Last century, Men Without Hats had a hit song called “Safety Dance.” One line is “And I can act like an imbecile.” Sure, you can act like an imbecile when you dance. But if you do that when you’re working with electricity, you could lose more than your hat.
Here are a few safety rules the pros follow (which is why it’s a good idea to hire them). If you feel confident enough to tackle a project that involves electricity, it would probably be a good idea if you follow them too. You know, for safety and all that “not dying” stuff. Not dying is good.
Don’t touch energized electrical circuits.
Okay, that’s pretty obvious. It’s kind of like telling a rock climber to “not fall.” But, the thing is, touching live wires could kill you. So why not, you know, remind you. On that same note…
Assume all electrical devices are live.
And to make sure they’re not, always, always, always disconnect the power source before servicing or repairing electrical equipment. That means unplugging the appliance, removing the fuse, or flipping the switch at the electric panel.
Use safety gear and safe equipment.
The handles of your tools and equipment should not conduct electricity. Actually, you want to avoid anything that conducts electricity when working with electrical equipment. Don’t use metallic pencils or rulers and don’t wear rings or metal watchbands.
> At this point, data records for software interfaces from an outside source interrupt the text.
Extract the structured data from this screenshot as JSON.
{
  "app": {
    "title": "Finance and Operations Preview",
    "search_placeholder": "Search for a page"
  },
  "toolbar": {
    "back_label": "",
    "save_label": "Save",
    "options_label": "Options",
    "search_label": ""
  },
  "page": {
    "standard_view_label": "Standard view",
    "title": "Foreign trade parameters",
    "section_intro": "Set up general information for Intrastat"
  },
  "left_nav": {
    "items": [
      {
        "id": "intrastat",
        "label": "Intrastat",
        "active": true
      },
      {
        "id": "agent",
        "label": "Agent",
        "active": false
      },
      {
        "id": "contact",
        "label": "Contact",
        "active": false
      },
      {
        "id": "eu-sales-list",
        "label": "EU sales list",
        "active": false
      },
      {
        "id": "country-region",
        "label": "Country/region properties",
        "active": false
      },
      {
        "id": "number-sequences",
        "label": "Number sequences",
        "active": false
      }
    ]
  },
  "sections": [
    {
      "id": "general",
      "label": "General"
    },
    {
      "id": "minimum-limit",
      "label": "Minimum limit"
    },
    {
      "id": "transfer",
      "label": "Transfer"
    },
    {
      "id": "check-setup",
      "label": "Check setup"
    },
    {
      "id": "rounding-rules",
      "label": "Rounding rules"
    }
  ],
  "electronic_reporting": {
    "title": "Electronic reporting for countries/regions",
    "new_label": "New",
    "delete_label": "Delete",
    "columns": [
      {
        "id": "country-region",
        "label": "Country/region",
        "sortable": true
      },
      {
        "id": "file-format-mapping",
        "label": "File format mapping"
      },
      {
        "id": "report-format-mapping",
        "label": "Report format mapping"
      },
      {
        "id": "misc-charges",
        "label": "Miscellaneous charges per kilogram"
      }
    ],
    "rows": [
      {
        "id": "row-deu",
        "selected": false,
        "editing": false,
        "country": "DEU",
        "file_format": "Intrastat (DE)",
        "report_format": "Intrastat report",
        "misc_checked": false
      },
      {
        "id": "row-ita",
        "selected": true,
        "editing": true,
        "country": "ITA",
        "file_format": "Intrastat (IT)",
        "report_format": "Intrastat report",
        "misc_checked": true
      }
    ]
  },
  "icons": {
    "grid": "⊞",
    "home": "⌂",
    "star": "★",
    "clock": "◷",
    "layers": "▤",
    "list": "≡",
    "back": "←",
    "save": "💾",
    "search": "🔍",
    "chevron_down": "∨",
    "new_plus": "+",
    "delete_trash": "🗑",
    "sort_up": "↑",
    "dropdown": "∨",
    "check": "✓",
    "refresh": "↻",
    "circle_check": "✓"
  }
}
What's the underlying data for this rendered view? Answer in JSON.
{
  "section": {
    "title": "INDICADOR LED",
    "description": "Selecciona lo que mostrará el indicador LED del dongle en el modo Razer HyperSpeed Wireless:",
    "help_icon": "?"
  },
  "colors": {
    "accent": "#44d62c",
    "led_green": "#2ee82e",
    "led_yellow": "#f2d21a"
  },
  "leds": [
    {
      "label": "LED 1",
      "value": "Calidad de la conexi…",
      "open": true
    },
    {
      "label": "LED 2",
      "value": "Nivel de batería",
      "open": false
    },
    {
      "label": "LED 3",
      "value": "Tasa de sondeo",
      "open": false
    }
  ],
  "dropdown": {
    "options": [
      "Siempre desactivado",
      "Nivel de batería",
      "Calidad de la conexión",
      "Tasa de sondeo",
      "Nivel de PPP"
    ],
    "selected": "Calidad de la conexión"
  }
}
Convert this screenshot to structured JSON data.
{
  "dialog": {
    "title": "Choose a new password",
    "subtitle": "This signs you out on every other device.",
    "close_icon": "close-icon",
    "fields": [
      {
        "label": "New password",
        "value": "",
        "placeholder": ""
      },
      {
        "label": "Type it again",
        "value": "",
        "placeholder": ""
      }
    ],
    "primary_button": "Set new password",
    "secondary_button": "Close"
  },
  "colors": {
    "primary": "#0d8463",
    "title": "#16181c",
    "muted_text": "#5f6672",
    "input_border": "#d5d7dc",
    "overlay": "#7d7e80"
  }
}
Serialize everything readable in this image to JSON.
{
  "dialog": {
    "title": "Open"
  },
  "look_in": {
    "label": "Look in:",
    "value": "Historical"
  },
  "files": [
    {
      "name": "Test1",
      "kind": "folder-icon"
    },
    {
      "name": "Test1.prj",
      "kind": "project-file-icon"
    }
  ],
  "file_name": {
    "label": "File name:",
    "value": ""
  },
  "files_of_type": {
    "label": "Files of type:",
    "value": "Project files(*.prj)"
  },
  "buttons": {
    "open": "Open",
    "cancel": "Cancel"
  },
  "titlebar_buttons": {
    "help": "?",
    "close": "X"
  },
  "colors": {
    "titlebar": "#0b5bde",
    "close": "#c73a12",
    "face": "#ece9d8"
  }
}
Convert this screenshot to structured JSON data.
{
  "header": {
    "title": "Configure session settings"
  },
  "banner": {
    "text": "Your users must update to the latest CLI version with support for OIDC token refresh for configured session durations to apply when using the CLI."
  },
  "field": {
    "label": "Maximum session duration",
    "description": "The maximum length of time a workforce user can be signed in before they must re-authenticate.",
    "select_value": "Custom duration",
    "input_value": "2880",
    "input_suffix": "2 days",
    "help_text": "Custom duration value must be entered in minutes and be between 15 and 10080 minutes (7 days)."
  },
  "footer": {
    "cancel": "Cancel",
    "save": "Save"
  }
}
When it’s necessary to handle equipment that’s plugged in, be sure your hands are dry. Wear nonconductive gloves, protective clothes, and shoes with insulated soles. When you’re working with electrical equipment, never wear loose clothing or ties.
Use safe work practices
Whenever you can, work with only one hand and keep your other hand away from anything that could conduct electricity. If both hands are near the electricity, you increase the chance of forming a “loop” and that could allow current to pass through your chest.
Avoid putting electrical equipment where condensation is likely, like in cold rooms. If you have to have equipment in rooms like that, mount it vertically so condensation doesn’t accumulate. If liquid spills onto your equipment, don’t clean it up until AFTER you shut off the power or unplug the equipment. Don’t handle electrical equipment if you’re wet or perspiring or standing on a wet floor.
If you feel a tingle when you touch any equipment, disconnect it and fix it. Make sure all electric contacts and conductors are properly covered so no one can accidentally touch them. If you have to touch electrical equipment, use the back of your hand. If you get shocked, your muscles will contract, but at least you won’t be holding the equipment.
Don’t store flammable liquids near electrical equipment.
Another obvious one. In fact, you should pay extra attention to all kinds of fire hazards. Which brings us to our next tip:
Wear Flame Resistant clothing for an added layer of safety
Flame Resistant (FR) clothing is a great way to protect yourself from sparks and other electrical fire hazards. You probably won’t necessarily purchase or use this clothing unless you’re doing some serious work. If you do wind up buying FR clothing, however. You should use it right. Avoid making the following mistakes with your FR clothing:
- If you’re wearing FR clothing but cover it with a coat that’s not FR, you’re not really protected. If you work in the cold a lot, go ahead and invest in FR outerwear.
- Don’t wear polyester or synthetic t-shirts under FR clothing. Sure, they help with moisture but they’re not flame resistant. If a fire happens, they can actually melt to your skin.
- Don’t roll up your sleeves. Covering yourself with FR clothing but leaving your arms exposed doesn’t make much sense.
- Same with unbuttoning your shirt. Exposing your skin defeats the purpose of wearing FR clothing.
- Finally, tuck in the tail of your shirt. If it’s not properly tucked in, heat and flames can travel under the bottom of it and cause greater injury. They have FR clothing with long shirttails to prevent this from happening.
So: these are some safety tips the pros use to avoid fires, shocks and death. You don’t have to be a pro to work safely, however. Follow these (literal) pro tips to avoid problems whenever you’re working with electrical equipment. If you don’t think you can, hire the pros at Early Bird. We’ve been trained to prioritize your S (s-s-s) A (a-a-a) F (f-f-f) E (e-e-e) T (t-t-t) Y (y-y-y).